Do you soak air plants with their tops up?
It is best to provide air plants with water that is rich in minerals and nutrients because they obtain many of their nutrients directly from the water. The best water is rainwater, although spring water is a close second if you don’t have a convenient way to collect rainwater. Alternatively, you might utilize well, lake, or creek water. Never use filtered or distilled water. Less minerals and nutrients are present in distilled and filtered water. Many municipal water systems include fewer minerals and nutrients and more contaminants. If you are concerned about your pH level, air plants enjoy slightly acidic water. The ideal range for alkalinity is between 5.5 and 6.0. Most frequently, tap water from the city is higher than this range, making it unsuitable for air plants. Do not worry yourself too much about PH levels. Any good, pure water would do.

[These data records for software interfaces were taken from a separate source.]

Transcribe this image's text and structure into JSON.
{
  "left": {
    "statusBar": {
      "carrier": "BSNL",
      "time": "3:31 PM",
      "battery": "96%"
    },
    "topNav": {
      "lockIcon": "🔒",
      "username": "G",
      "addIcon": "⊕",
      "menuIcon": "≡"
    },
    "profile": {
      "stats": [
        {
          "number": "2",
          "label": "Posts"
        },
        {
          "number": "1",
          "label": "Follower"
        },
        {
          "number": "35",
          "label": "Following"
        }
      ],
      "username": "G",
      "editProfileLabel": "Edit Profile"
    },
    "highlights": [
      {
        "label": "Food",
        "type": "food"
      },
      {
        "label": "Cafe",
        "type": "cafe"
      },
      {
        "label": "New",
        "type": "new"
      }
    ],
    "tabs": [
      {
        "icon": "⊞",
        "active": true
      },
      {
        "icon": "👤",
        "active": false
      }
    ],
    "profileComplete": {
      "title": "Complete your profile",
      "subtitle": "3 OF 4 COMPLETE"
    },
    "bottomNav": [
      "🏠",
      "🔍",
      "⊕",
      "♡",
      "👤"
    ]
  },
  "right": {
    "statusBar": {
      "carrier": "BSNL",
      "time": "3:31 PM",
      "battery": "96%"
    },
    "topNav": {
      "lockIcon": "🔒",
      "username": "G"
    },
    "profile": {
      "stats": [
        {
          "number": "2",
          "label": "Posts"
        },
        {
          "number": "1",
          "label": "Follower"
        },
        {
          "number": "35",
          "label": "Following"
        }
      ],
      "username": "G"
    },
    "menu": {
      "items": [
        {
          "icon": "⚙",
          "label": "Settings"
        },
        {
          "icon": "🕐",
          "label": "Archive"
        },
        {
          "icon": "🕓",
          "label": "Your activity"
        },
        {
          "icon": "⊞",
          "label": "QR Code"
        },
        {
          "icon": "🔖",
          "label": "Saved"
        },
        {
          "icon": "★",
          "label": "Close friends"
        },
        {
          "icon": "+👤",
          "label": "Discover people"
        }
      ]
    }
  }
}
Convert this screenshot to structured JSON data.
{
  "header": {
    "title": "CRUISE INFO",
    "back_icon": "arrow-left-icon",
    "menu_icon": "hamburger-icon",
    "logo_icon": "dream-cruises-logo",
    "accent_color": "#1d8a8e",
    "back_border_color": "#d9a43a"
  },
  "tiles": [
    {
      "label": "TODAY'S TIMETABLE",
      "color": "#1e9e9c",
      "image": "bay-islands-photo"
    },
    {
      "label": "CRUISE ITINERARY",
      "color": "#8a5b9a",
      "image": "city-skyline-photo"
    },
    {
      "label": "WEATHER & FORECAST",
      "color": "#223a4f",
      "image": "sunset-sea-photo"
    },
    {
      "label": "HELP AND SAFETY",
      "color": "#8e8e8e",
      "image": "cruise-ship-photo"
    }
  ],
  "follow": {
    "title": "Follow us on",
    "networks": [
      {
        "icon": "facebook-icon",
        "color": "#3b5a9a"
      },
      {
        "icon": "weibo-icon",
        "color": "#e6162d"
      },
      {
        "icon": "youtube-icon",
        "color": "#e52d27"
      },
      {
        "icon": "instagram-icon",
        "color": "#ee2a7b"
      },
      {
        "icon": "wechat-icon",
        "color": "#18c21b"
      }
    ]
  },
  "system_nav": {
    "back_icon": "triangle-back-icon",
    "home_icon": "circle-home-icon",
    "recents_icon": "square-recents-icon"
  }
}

After watering your air plants, thoroughly drying them off is the second most crucial step. To ensure that your air plants completely dry, put them down on a dish towel on their side or upside down. For the larger species like Xerographica, Streptophylla, and Sparkler, this is especially crucial. Within two hours of their bath, they should be completely dry to the touch. Wait until your air plants are completely dry before putting them back in terrariums and vases. If you water your plants and then put them in an enclosure right away, your plant can get rot. Your air plants will be content and healthy if you follow these straightforward watering guidelines.

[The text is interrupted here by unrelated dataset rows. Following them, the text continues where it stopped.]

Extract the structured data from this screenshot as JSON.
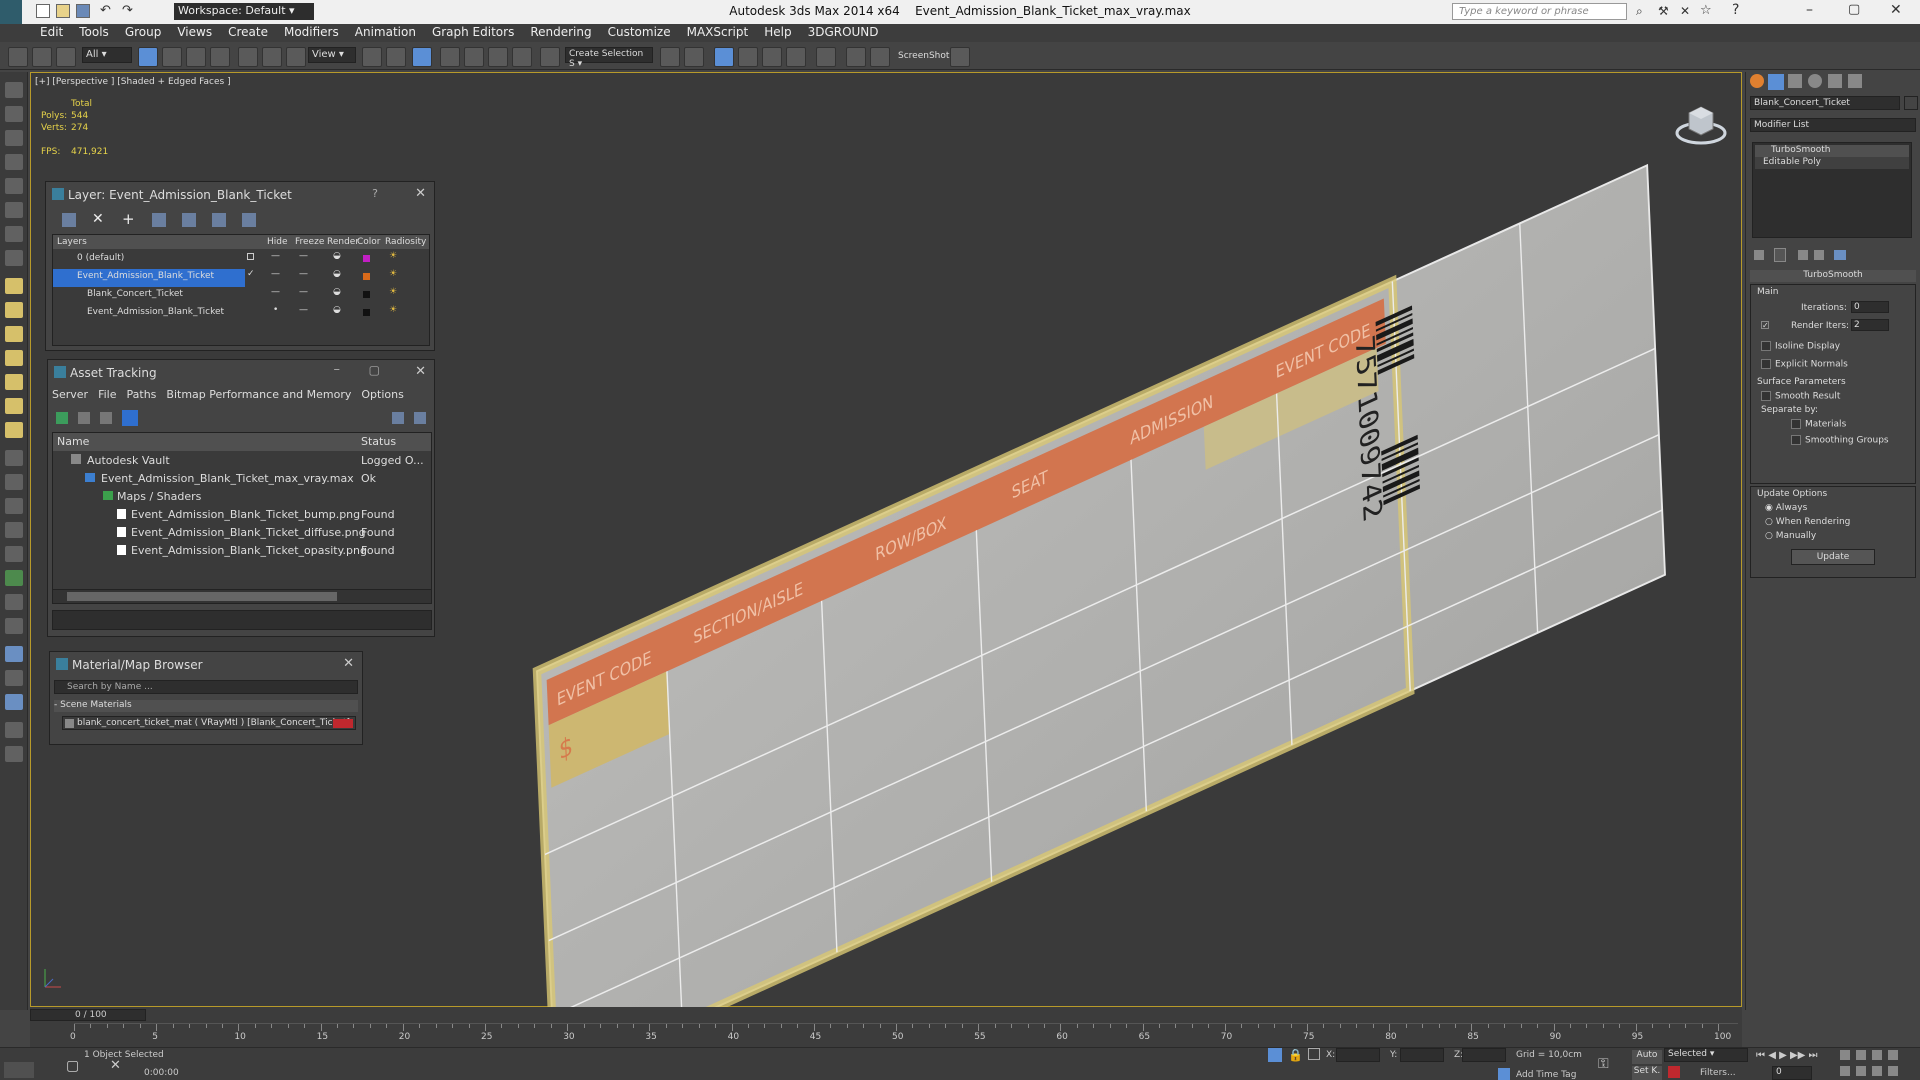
{
  "title_bar": {
    "app_title": "Autodesk 3ds Max  2014 x64",
    "file_name": "Event_Admission_Blank_Ticket_max_vray.max",
    "workspace": "Workspace: Default",
    "search_placeholder": "Type a keyword or phrase"
  },
  "menu": [
    "Edit",
    "Tools",
    "Group",
    "Views",
    "Create",
    "Modifiers",
    "Animation",
    "Graph Editors",
    "Rendering",
    "Customize",
    "MAXScript",
    "Help",
    "3DGROUND"
  ],
  "toolbar": {
    "filter_value": "All",
    "view_value": "View",
    "selection_set": "Create Selection S",
    "screenshot_label": "ScreenShot"
  },
  "viewport": {
    "label": "[+] [Perspective ] [Shaded + Edged Faces ]",
    "stats_total": "Total",
    "polys_label": "Polys:",
    "polys_value": "544",
    "verts_label": "Verts:",
    "verts_value": "274",
    "fps_label": "FPS:",
    "fps_value": "471,921"
  },
  "ticket": {
    "event_code": "EVENT CODE",
    "section_aisle": "SECTION/AISLE",
    "row_box": "ROW/BOX",
    "seat": "SEAT",
    "admission": "ADMISSION",
    "event_code_2": "EVENT CODE",
    "barcode_number": "7571009742"
  },
  "layer_panel": {
    "title": "Layer: Event_Admission_Blank_Ticket",
    "help": "?",
    "columns": [
      "Layers",
      "Hide",
      "Freeze",
      "Render",
      "Color",
      "Radiosity"
    ],
    "rows": [
      {
        "name": "0 (default)",
        "color": "#c21fc4"
      },
      {
        "name": "Event_Admission_Blank_Ticket",
        "color": "#d86a1a"
      },
      {
        "name": "Blank_Concert_Ticket",
        "color": "#111111"
      },
      {
        "name": "Event_Admission_Blank_Ticket",
        "color": "#111111"
      }
    ]
  },
  "asset_panel": {
    "title": "Asset Tracking",
    "menu": [
      "Server",
      "File",
      "Paths",
      "Bitmap Performance and Memory",
      "Options"
    ],
    "col_name": "Name",
    "col_status": "Status",
    "rows": [
      {
        "name": "Autodesk Vault",
        "status": "Logged O...",
        "indent": 1
      },
      {
        "name": "Event_Admission_Blank_Ticket_max_vray.max",
        "status": "Ok",
        "indent": 2
      },
      {
        "name": "Maps / Shaders",
        "status": "",
        "indent": 3
      },
      {
        "name": "Event_Admission_Blank_Ticket_bump.png",
        "status": "Found",
        "indent": 4
      },
      {
        "name": "Event_Admission_Blank_Ticket_diffuse.png",
        "status": "Found",
        "indent": 4
      },
      {
        "name": "Event_Admission_Blank_Ticket_opasity.png",
        "status": "Found",
        "indent": 4
      }
    ]
  },
  "material_panel": {
    "title": "Material/Map Browser",
    "search_placeholder": "Search by Name ...",
    "section": "- Scene Materials",
    "item": "blank_concert_ticket_mat  ( VRayMtl )  [Blank_Concert_Ticket]"
  },
  "right_panel": {
    "object_name": "Blank_Concert_Ticket",
    "modifier_list": "Modifier List",
    "stack": [
      "TurboSmooth",
      "Editable Poly"
    ],
    "rollout_title": "TurboSmooth",
    "main_label": "Main",
    "iterations_label": "Iterations:",
    "iterations_value": "0",
    "render_iters_label": "Render Iters:",
    "render_iters_value": "2",
    "isoline": "Isoline Display",
    "explicit": "Explicit Normals",
    "surface_params": "Surface Parameters",
    "smooth_result": "Smooth Result",
    "separate_by": "Separate by:",
    "materials": "Materials",
    "smoothing_groups": "Smoothing Groups",
    "update_options": "Update Options",
    "always": "Always",
    "when_rendering": "When Rendering",
    "manually": "Manually",
    "update_button": "Update"
  },
  "timeline": {
    "frame_counter": "0 / 100",
    "ticks": [
      "0",
      "5",
      "10",
      "15",
      "20",
      "25",
      "30",
      "35",
      "40",
      "45",
      "50",
      "55",
      "60",
      "65",
      "70",
      "75",
      "80",
      "85",
      "90",
      "95",
      "100"
    ]
  },
  "statusbar": {
    "selected": "1 Object Selected",
    "time": "0:00:00",
    "x_label": "X:",
    "y_label": "Y:",
    "z_label": "Z:",
    "grid": "Grid = 10,0cm",
    "add_time_tag": "Add Time Tag",
    "auto": "Auto",
    "selected_dropdown": "Selected",
    "set_k": "Set K.",
    "filters": "Filters...",
    "frame": "0"
  }
}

How frequently do I need to water my air plant?
For the best care, your plants should be watered 2-3 times each week in addition to once every week. Every 2-3 weeks, a 2-hour bath should be taken. You will need to water or mist your plants more frequently if you live in a hotter, drier region. Your plant’s leaves will start to feel heavier and more wet after watering, and they will be softer and lighter in color when they require more water. Dehydration may be indicated by leaves that are wrinkled or rolled.
How long does an air plant live?
Perennial plants are tillandsias, also referred to as air plants. According to the source, they have a lifespan of between two and five years, which indicates that they normally survive longer than two years.
The type of air plant and the growing conditions have an impact on how long they live, though. They reside in deserts, on various surfaces, and on tree branches in their natural habitat (other surfaces they can grow on).
Air plants only experience one flowering during their existence, which marks the culmination of their development and maturity.
Depending on the species, the flowers might remain in bloom for a number of months. However, the air plant will begin to die when the blossoms start to wilt and fade. Air plants develop pups or offsets before they die to carry on the same growth cycle.
Despite the mother plant dying, you can take the pups out and raise them separately. Separating the pups from the mother is referred to as “division is a method of air plant propagation.
As an alternative, you might leave those puppies grouped together ” (also known as “tillandsia balls).